[What to do]
Please repeat the records word for word and skip the pictures.

[The input]
◆ ◆ ◆ ◆ ◆

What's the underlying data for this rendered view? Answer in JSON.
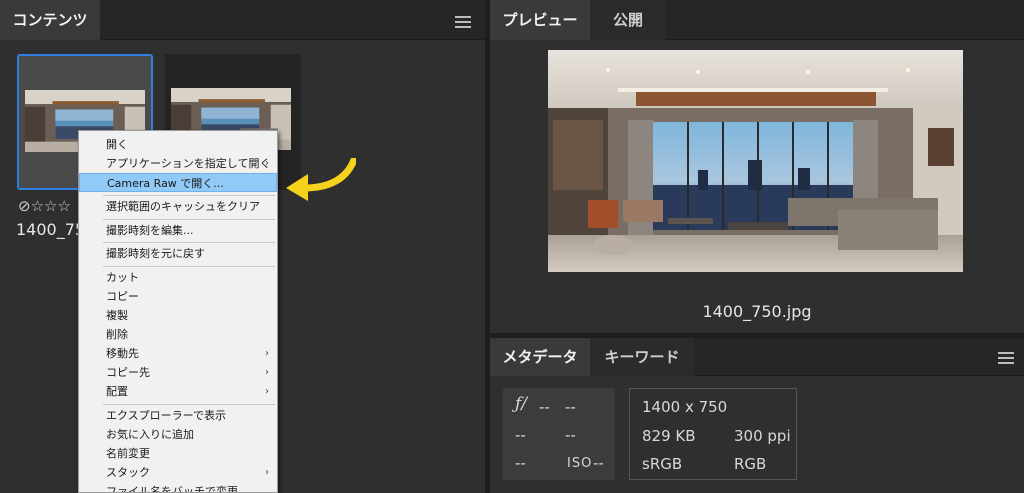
{
  "left": {
    "tab_contents": "コンテンツ",
    "thumbnail": {
      "status": "⊘☆☆☆",
      "filename_truncated": "1400_75"
    }
  },
  "context_menu": {
    "items": [
      {
        "label": "開く",
        "submenu": false,
        "highlight": false
      },
      {
        "label": "アプリケーションを指定して開く",
        "submenu": true,
        "highlight": false
      },
      {
        "label": "Camera Raw で開く...",
        "submenu": false,
        "highlight": true
      },
      {
        "label": "選択範囲のキャッシュをクリア",
        "submenu": false,
        "highlight": false
      },
      {
        "label": "撮影時刻を編集...",
        "submenu": false,
        "highlight": false
      },
      {
        "label": "撮影時刻を元に戻す",
        "submenu": false,
        "highlight": false
      },
      {
        "label": "カット",
        "submenu": false,
        "highlight": false
      },
      {
        "label": "コピー",
        "submenu": false,
        "highlight": false
      },
      {
        "label": "複製",
        "submenu": false,
        "highlight": false
      },
      {
        "label": "削除",
        "submenu": false,
        "highlight": false
      },
      {
        "label": "移動先",
        "submenu": true,
        "highlight": false
      },
      {
        "label": "コピー先",
        "submenu": true,
        "highlight": false
      },
      {
        "label": "配置",
        "submenu": true,
        "highlight": false
      },
      {
        "label": "エクスプローラーで表示",
        "submenu": false,
        "highlight": false
      },
      {
        "label": "お気に入りに追加",
        "submenu": false,
        "highlight": false
      },
      {
        "label": "名前変更",
        "submenu": false,
        "highlight": false
      },
      {
        "label": "スタック",
        "submenu": true,
        "highlight": false
      },
      {
        "label": "ファイル名をバッチで変更",
        "submenu": false,
        "highlight": false
      }
    ],
    "submenu_arrow": "›"
  },
  "preview": {
    "tab_preview": "プレビュー",
    "tab_publish": "公開",
    "filename": "1400_750.jpg"
  },
  "metadata": {
    "tab_metadata": "メタデータ",
    "tab_keywords": "キーワード",
    "fnumber_symbol": "ƒ/",
    "fnumber": "--",
    "shutter": "--",
    "exposure_comp": "--",
    "focal": "--",
    "metering": "--",
    "iso_label": "ISO",
    "iso": "--",
    "dimensions": "1400 x 750",
    "file_size": "829 KB",
    "resolution": "300 ppi",
    "color_profile": "sRGB",
    "color_mode": "RGB"
  },
  "colors": {
    "selection_border": "#2f7fe0",
    "menu_highlight": "#91c9f7",
    "arrow_yellow": "#f5d21b",
    "panel_bg": "#2f2f2f"
  }
}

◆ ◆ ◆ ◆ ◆

[Result for this exercise]
What's the underlying data for this rendered view? Answer in JSON.
{
  "left": {
    "tab_contents": "コンテンツ",
    "thumbnail": {
      "status": "⊘☆☆☆",
      "filename_truncated": "1400_75"
    }
  },
  "context_menu": {
    "items": [
      {
        "label": "開く",
        "submenu": false,
        "highlight": false
      },
      {
        "label": "アプリケーションを指定して開く",
        "submenu": true,
        "highlight": false
      },
      {
        "label": "Camera Raw で開く...",
        "submenu": false,
        "highlight": true
      },
      {
        "label": "選択範囲のキャッシュをクリア",
        "submenu": false,
        "highlight": false
      },
      {
        "label": "撮影時刻を編集...",
        "submenu": false,
        "highlight": false
      },
      {
        "label": "撮影時刻を元に戻す",
        "submenu": false,
        "highlight": false
      },
      {
        "label": "カット",
        "submenu": false,
        "highlight": false
      },
      {
        "label": "コピー",
        "submenu": false,
        "highlight": false
      },
      {
        "label": "複製",
        "submenu": false,
        "highlight": false
      },
      {
        "label": "削除",
        "submenu": false,
        "highlight": false
      },
      {
        "label": "移動先",
        "submenu": true,
        "highlight": false
      },
      {
        "label": "コピー先",
        "submenu": true,
        "highlight": false
      },
      {
        "label": "配置",
        "submenu": true,
        "highlight": false
      },
      {
        "label": "エクスプローラーで表示",
        "submenu": false,
        "highlight": false
      },
      {
        "label": "お気に入りに追加",
        "submenu": false,
        "highlight": false
      },
      {
        "label": "名前変更",
        "submenu": false,
        "highlight": false
      },
      {
        "label": "スタック",
        "submenu": true,
        "highlight": false
      },
      {
        "label": "ファイル名をバッチで変更",
        "submenu": false,
        "highlight": false
      }
    ],
    "submenu_arrow": "›"
  },
  "preview": {
    "tab_preview": "プレビュー",
    "tab_publish": "公開",
    "filename": "1400_750.jpg"
  },
  "metadata": {
    "tab_metadata": "メタデータ",
    "tab_keywords": "キーワード",
    "fnumber_symbol": "ƒ/",
    "fnumber": "--",
    "shutter": "--",
    "exposure_comp": "--",
    "focal": "--",
    "metering": "--",
    "iso_label": "ISO",
    "iso": "--",
    "dimensions": "1400 x 750",
    "file_size": "829 KB",
    "resolution": "300 ppi",
    "color_profile": "sRGB",
    "color_mode": "RGB"
  },
  "colors": {
    "selection_border": "#2f7fe0",
    "menu_highlight": "#91c9f7",
    "arrow_yellow": "#f5d21b",
    "panel_bg": "#2f2f2f"
  }
}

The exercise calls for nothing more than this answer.